Conservation triage. That's the term conservationists use to describe the difficult decisions they must make when deciding which species they will focus on saving and those they have to reluctantly let die off. It was one of those facts that boggle the mind and from an assignment Scientific American's Mike Mrak asked me to illustrate.
I think the initial pitch was animals in spheres with some sort of cracks. I was sent the article and once I read it, I began to smell a musty specimen lab, such as the one I saw at RISD during ICON last summer. I saw jars filled with small animals and large ones, all labeled and put into storage.
The first thumbnail was a simple, iconic image of a small bird on a piece of land, perilously floating. Of course, it's compelling but the bird could just fly away. Perhaps that's still enough and is just a metaphor for the idea of an animal having no place to live.

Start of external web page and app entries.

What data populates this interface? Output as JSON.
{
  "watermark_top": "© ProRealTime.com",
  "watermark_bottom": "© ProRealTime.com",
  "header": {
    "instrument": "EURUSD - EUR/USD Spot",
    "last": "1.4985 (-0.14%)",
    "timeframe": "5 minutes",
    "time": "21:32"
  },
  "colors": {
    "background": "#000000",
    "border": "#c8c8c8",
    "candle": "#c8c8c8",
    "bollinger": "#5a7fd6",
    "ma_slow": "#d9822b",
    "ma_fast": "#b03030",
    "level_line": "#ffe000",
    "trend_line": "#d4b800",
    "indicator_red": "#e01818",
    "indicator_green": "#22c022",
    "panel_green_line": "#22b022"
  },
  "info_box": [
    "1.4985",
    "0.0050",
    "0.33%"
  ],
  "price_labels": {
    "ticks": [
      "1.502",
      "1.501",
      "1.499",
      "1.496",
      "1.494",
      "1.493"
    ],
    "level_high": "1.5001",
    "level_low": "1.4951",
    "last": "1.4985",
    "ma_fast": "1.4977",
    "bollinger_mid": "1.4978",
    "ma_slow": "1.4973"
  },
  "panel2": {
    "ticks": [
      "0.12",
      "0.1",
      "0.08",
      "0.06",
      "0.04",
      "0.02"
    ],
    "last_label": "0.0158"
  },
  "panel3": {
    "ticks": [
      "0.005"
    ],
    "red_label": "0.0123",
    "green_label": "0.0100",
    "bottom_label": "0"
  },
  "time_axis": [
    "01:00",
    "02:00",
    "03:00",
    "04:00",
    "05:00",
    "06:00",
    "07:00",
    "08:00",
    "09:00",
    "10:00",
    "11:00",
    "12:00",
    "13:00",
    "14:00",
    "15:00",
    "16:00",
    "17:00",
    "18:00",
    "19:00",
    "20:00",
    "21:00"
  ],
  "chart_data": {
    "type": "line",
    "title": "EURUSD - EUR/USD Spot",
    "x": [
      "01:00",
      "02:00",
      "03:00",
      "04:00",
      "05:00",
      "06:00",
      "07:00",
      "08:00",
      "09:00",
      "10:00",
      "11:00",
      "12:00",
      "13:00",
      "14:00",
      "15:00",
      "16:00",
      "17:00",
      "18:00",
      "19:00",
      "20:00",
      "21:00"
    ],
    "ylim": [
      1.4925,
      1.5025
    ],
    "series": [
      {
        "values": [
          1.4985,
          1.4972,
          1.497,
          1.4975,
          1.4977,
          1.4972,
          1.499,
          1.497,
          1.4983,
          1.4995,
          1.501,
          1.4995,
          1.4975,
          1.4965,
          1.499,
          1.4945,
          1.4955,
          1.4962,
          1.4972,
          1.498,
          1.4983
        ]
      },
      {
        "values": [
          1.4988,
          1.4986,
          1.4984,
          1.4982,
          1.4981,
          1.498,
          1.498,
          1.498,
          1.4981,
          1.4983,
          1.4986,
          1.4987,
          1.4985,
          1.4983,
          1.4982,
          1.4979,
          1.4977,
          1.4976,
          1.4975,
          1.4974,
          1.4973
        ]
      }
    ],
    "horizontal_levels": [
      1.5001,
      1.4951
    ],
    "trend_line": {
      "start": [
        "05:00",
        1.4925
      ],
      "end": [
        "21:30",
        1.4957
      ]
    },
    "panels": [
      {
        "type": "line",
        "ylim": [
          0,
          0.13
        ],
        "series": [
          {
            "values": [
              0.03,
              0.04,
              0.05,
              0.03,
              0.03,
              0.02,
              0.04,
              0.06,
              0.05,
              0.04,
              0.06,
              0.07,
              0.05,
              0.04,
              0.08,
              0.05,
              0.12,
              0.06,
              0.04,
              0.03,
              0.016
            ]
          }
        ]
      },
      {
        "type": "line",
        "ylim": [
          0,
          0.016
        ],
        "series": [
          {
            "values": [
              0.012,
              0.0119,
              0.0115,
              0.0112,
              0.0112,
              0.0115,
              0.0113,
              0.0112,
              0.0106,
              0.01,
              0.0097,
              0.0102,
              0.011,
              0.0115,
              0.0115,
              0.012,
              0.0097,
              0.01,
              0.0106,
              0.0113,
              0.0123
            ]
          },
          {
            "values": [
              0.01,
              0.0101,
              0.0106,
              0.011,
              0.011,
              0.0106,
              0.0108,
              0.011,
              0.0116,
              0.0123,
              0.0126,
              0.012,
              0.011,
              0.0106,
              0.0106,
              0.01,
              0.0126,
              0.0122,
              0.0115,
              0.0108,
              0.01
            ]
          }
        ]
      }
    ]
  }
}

My second thumbnail more closely aligned with the idea of animals in small spheres and used specimen jars instead.
I knew I wanted labels on the jars but I wanted them to state their IN or OUT status. This was not where we finally went.
Once this sketch was approved, I went to a more finished sketch.
The thing about being a portrait painter as an illustrator is that you learn to connect the reader or viewer to the subject matter through eye contact. A myriad of specimen jars would look impressive but we would just see them and not necessarily feel anything right away. Eye contact was crucial.
The hard part of this assignment was the scientific nature of the article. Each animal I chose had to be part of this conversation. Were they in danger? Were they being saved and is this specific animal the right one?
This process took a while. The front jar was important. I considered all the animals I found and this specific tree frog had the most 'humanoid' possibilities.
First digital sketch with a Penguin...not quite right.
This slowly worked out design took a while. It is almost exactly what I painted in the end. I loved the animals, how they played against each other and even the white. Still, I wanted to have them on a table. It could have worked either way. Highlights pop better on a value other than white. The only thing I had to do was to put the labels ON the jars. That was a bit heartbreaking but it works better.
I had to acquire many different specimen jars in order to visualize the look of the painting.
I loved this huge cork top. It would mean the jar would not have to distort at the top and therefore one could see the animal more clearly...plus it's just cool.
As much as I like a challenge, the type was put in digitally. This crop is the heart of the image.
Thanks again to Mike Mrak, who many of us know through the Society of Illustrators. He's a great guy and smart Art Director.
Finally, let's take care of this planet.